Organization strengthens Native dads' spirits
MESA, Ariz. - Albert Pooley considers himself to be a pretty good dad. Which is probably a good thing, since, as president and founder of the Native American Fatherhood & Families Association, his goal is to inspire more Indian fathers to step up to become positive influences in their families' lives.
Having raised six children and now nine grandchildren, Pooley, along with his wife of almost 40 years, Julia, has had plenty of experience changing diapers, getting kids off to school and offering advice on dating. But the work he does now focuses much less on the nitty-gritty details of parenting and more on strengthening the spirits of dads who, he said, are too often blamed as the root cause of all their families' problems.
''Most family service offerings on reservations are focused on women and children, and have left the father out of the whole equation of the family,'' said Pooley, who's of Navajo and Hopi descent. ''Which is sort of backwards, since I believe fathers are a very important solution to the problems families face.''
In this interview with Indian Country Today, Pooley explained the growth of his nationally-recognized ''Fatherhood is Sacred'' program.
Indian Country Today: How did you come up with the idea for the Native American Fatherhood & Families Association?
Albert Pooley: Around 2001, I was asked to help to start a program for fathers on the Salt River Indian Reservation of Scottsdale, Ariz. I did that on a contract with the tribe, and basically what happened, they gave me some material on fatherhood. And I started teaching that for several months, and it was going OK.
After several months of this, I asked one of the fathers who was attending regularly what he felt about it, and he said, ''Well, it's OK, but it's like any other social service program.'' That kind of hit me pretty hard because I didn't want it to be like any other social service program. I wanted a program that really captured the men's attention and really helped them understand their importance of their roles as fathers. So, I started to develop my own curriculum.

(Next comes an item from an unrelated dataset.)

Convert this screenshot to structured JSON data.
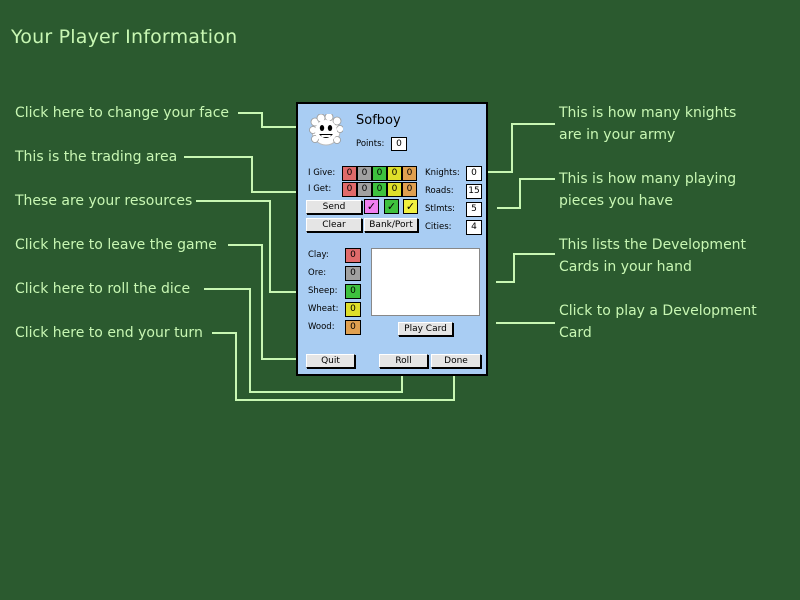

ICT: And that's how the ''Fatherhood is Sacred'' program began?
Pooley: Yes, I started with it at that tribe and then started working with more and more tribes - we've now worked with about 20. The actual association was founded around the beginning of 2003. Our goal is to get fathers involved in the lives of their families in responsible ways.
The unfortunate thing is that a lot of professionals just don't know how to engage fathers. Most programs that serve men are very punitive in nature. Fathers are often told how dysfunctional they are, how bad they are, how sick they are - even in a program like Alcoholics Anonymous, one of the better programs that serves men and women.
ICT: How is your program different?
Pooley: We thought it was important to focus exclusively on Native Americans. I've been in the social services field since 1971, so I decided to use all my experience as an educator, a Native American, a father and a husband to form the basis of the curriculum. When a man walks through our doors, he's one thing and one thing only: a father. ... We make a special effort to make these men feel welcome, wanted and needed in our program. We don't try to make the dads feel guilty; we want them to be proud of what they are.
ICT: When you work with an individual father, what takes place?
Pooley: It's really a didactic process, like a classroom setting. ... This is not a parenting class, and this is not an alcoholism class. We want all the fathers to be going in the same direction, and that brings unity. We set out to define the purpose of life. We say the purpose of life is to have happy and safe families.
We say fatherhood is leadership - the most important kind of leadership. He's not the boss; he's not the ruler. We want men to understand that. If father is a leader, it's his responsibility to bring happiness and safety to his family. We also work on building fathers' moral character and integrity by helping them learn to keep their promises and be dependable. ... When you teach fathers principles, they are able to govern themselves. We really try to enhance their levels of thinking. And you know what? The men love it.
ICT: Do you work mainly with tribes in Arizona?
Pooley: We work with tribes in Arizona and quite a few tribes of the Dakotas and Nebraska - probably about 3,000 individual fathers to date. We really haven't gone out and told a lot of people, nor have we marketed like we should have. We first wanted to see that it works.
ICT: How do you measure success?
Pooley: For me, the best measure is when a father tells me he feels empowered to be a strong presence in his family, but we are also working toward becoming a best practice program. We do have a structured curriculum. The IHS out of Phoenix has identified us as one of their ''best of promise'' programs. We are also working with the Native American Center of Excellence Consortium out of Washington state to help us look at how we can better measure our impact.
A lot of the programs that are serving Native Americans today, particularly in the social services, are not really measured. We have a lot of money put into these programs - but are they really effective? In our program, we can begin to start measuring the impact on one individual at a time, looking at things like recidivism, education, employment, things like that.
Our main questions: Are men becoming more responsible fathers? Are they becoming more responsible husbands? Are they becoming more responsible to their communities?
ICT: What does Father's Day mean to you?
Pooley: It has a lot of meaning. I look back on my own father and think about all of what he did for his kids. My dad was only 5 foot, 5 inches tall, he was a Hopi Indian - he had a lot of courage. When times got tough, I had to stand on my dad's shoulders. Because that's what he gave me.